Twenty-three states will share $296.5 million in U.S. payments for encouraging low-income families to enroll their children in public health programs.
Bonuses announced today reward states that streamline eligibility for Medicaid, the federal-state health program for the poor, or the Children’s Health Insurance Program. The effort is aimed at children younger than 19 from households with annual incomes of as much as $45,000 for a family of four, though some states have more generous criteria.
Despite the flagging economy, the number of uninsured children decreased to 5.9 million in 2010 from 6.9 million in 2008, according to a study by the Georgetown University Health Policy Institute in Washington. Children still drop off program rolls because parents don’t renew eligibility, increasing the likelihood of missed vaccinations and dental checkups, said Tricia Brooks, a senior fellow at the Georgetown institute.
“Families may avoid routine preventive care with the hope they’ll have more money next month or delay seeking care until they know they really have to bring the children in,” Brooks said in a telephone interview. “At that point, the emergency room is a likely choice.”
Maryland led states claiming 2011 bonuses with $28.3 million. Virginia was next highest with $26.7 million, followed by Colorado with $26.1 million. Connecticut, Georgia, Montana, North Carolina, North Dakota, South Carolina and Virginia were among first-time recipients for the money, authorized under a 2009 federal law.
Cutting Red Tape
To win bonuses, states took steps such as using electronic databases rather than paperwork submissions from families to verify incomes or presumptively enrolling kids who appear to be eligible. States may also guarantee a year of eligibility instead of requiring periodic renewals.
Georgia and South Carolina use information from their nutrition assistance programs to speed eligibility determinations, said Marilyn Tavenner, acting administrator of the U.S. Centers for Medicare and Medicaid Services, during a conference call with reporters.
Last year, 15 states claimed bonuses totaling about $206 million led by Alabama, which got $55 million after adding 133,000 children to its public insurance programs.
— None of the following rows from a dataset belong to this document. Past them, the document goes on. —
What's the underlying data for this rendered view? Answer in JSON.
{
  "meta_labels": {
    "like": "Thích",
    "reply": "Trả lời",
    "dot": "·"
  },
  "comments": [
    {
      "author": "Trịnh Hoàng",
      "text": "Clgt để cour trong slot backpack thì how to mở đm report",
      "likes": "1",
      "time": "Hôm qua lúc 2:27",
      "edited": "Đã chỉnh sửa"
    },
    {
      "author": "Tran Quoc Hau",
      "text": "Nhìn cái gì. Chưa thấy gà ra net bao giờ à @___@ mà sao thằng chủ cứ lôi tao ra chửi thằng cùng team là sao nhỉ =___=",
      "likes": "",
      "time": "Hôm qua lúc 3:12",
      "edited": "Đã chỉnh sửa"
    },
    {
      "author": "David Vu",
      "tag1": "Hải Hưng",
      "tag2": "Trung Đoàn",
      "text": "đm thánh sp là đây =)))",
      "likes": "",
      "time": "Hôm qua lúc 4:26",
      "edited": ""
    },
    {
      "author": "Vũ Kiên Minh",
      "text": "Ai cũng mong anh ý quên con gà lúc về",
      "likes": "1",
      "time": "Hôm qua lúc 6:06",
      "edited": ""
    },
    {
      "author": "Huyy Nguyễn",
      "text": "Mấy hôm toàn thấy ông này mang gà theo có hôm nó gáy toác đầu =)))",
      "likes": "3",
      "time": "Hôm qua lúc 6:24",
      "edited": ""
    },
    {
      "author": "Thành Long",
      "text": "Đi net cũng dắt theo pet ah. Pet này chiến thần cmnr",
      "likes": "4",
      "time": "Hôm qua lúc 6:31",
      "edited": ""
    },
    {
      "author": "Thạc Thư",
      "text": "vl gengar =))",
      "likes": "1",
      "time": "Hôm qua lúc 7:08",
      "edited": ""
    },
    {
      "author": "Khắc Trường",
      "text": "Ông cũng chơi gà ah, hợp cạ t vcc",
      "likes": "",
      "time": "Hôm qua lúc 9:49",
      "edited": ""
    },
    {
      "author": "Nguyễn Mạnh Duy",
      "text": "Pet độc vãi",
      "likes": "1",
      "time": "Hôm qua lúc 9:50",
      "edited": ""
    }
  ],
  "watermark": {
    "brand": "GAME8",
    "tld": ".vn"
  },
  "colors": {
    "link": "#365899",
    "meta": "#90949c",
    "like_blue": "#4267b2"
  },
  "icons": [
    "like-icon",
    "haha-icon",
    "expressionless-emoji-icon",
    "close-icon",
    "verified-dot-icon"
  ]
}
State-by-state variations and continued tough economic times make any gains fragile, according to scholars studying those without health insurance.
Massachusetts had the lowest rate of uninsured children, while Nevada had the highest, according to the Georgetown study that analyzed data from 2008 to 2010. Florida made the most progress in the three years, cutting the number of uninsured children by 160,824.
States including New York already have eligibility standards above what the bonuses encourage. Children from families earning as much as four times poverty can be signed up for New York’s Medicaid program, according to the nonprofit Kaiser Family Foundation in Menlo Park, California.
The other states to receive bonuses announced today by the Centers for Medicare and Medicaid Services were: Alabama, Alaska, Idaho, Illinois, Iowa, Kansas, Louisiana, Michigan, New Jersey, New Mexico, Ohio, Oregon, Washington and Wisconsin.